Becoming a bestselling literary novelist had unexpected perks. “I didn’t really know how bad my career was until it became good,” said Attenberg. “I had been plugging along publishing books, but not selling that well. Before The Middlesteins, no one asked me to write for glossy magazines No one asked me to speak at universities. Now there are travel opportunities and events to promote my books. Because I’ve published in Europe, I get invited back there, as well.
Unless you are a writer like Stephen King or David Sedaris, the epic bicoastal book tour mostly went the way of the dodo in the early aughts, when publishers realized that the expense-sales ratio did not make tours that useful.
Attenberg is going old school, doing a book tour of 27 events, mostly over a five-week period in March and April, swinging through the northeast, going down to Key West, out to San Francisco, through the Midwest and the South. She’s hitting the great indy book stores, like Politics and Prose in D.C., Elliot Bay Books in Seattle and Square Books in Oxford, Mississippi.
“It’s not the fanciest book tour ever, “ said Attenberg, “but my publishers are behind me and I feel super lucky. I’ve written three books in five years, and I’ve built good relations with the independent booksellers. I feel like I am coming home, because I am seeing the same faces again.”

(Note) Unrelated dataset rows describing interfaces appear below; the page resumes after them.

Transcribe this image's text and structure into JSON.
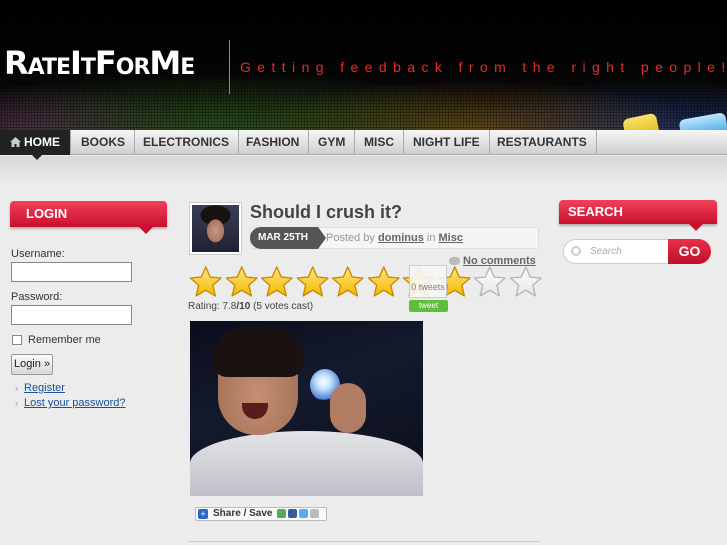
{
  "site": {
    "logo": "RateItForMe",
    "tagline": "Getting feedback from the right people!"
  },
  "nav": {
    "items": [
      "HOME",
      "BOOKS",
      "ELECTRONICS",
      "FASHION",
      "GYM",
      "MISC",
      "NIGHT LIFE",
      "RESTAURANTS"
    ],
    "active": "HOME"
  },
  "login": {
    "title": "LOGIN",
    "username_label": "Username:",
    "username_value": "",
    "password_label": "Password:",
    "password_value": "",
    "remember_label": "Remember me",
    "submit_label": "Login »",
    "register_link": "Register",
    "lost_password_link": "Lost your password?"
  },
  "post": {
    "title": "Should I crush it?",
    "date": "MAR 25TH",
    "posted_by_prefix": "Posted by",
    "author": "dominus",
    "in_word": "in",
    "category": "Misc",
    "comments": "No comments",
    "rating": {
      "stars_total": 10,
      "stars_filled": 8,
      "label": "Rating:",
      "score": "7.8",
      "out_of": "/10",
      "votes": "(5 votes cast)"
    },
    "tweet_count": "0",
    "tweet_count_unit": "tweets",
    "tweet_button": "tweet",
    "share_label": "Share / Save"
  },
  "search": {
    "title": "SEARCH",
    "placeholder": "Search",
    "go_label": "GO"
  },
  "colors": {
    "accent_red": "#d4163a",
    "star_gold": "#f5b800",
    "link_blue": "#1b4fa0",
    "tweet_green": "#5fbf3a"
  }
}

Attenberg looks forward to the conversations that will be had in the newly toxic Trumpland. “I want to see what’s happening in America,” she said. “We are going to have an enormous conversation. Everything feels so urgent now.”
Though based in Brooklyn for two decades, Attenberg’s wanderlust continued every year. She’d sublet her loft for months, going out to a new city, like her sojourn in Los Angeles several years ago. Recently, she kept going back to New Orleans. “For the past five years, New Orleans has been my spot,” she said.
A two–book deal pulled Attenberg out of debt and allowed her to buy a house in New Orleans. She splits her time between there and Brooklyn. “The house is called a side-hall shotgun, with all the rooms off one hallway,” she said. “It is a small house, but it has a beautiful office. New Orleans is a great place to write.”
“I love New York for millions of reasons, but I am interested in my quality of life,” said Attenberg. “My quality of life is better down in New Orleans. I was looking to where I wanted to be in my 50’s, and I wanted to be here.”
The title of her novel begs the question--does Attenberg feel grown up at 45? “Am I all grown up? I don’t know if anyone can be. I have this little house, a dog and a quiet and secure life,” she said. “I don’t even know if I was dreaming of that, but suddenly it became possible. For me, to have a home of my own feels like progress.”
Attenberg has tapped into the New Orleans literary scene. “There are a lot of writers down here,” she said. “I helped organize a Writers Resist event recently. I knew some writers and met a lot more. There are a lot of journalists down here who write about New Orleans for other places. It is a fascinating place with a complicated history, and a lot of things to write about.”
“I’ve met some great people,” said Attenberg. “I had my birthday dinner in November and I was at a table with people dressed in black. We were all writers. We all have shared sensibilities and neuroses. Wherever I go, I can’t escape that scene.”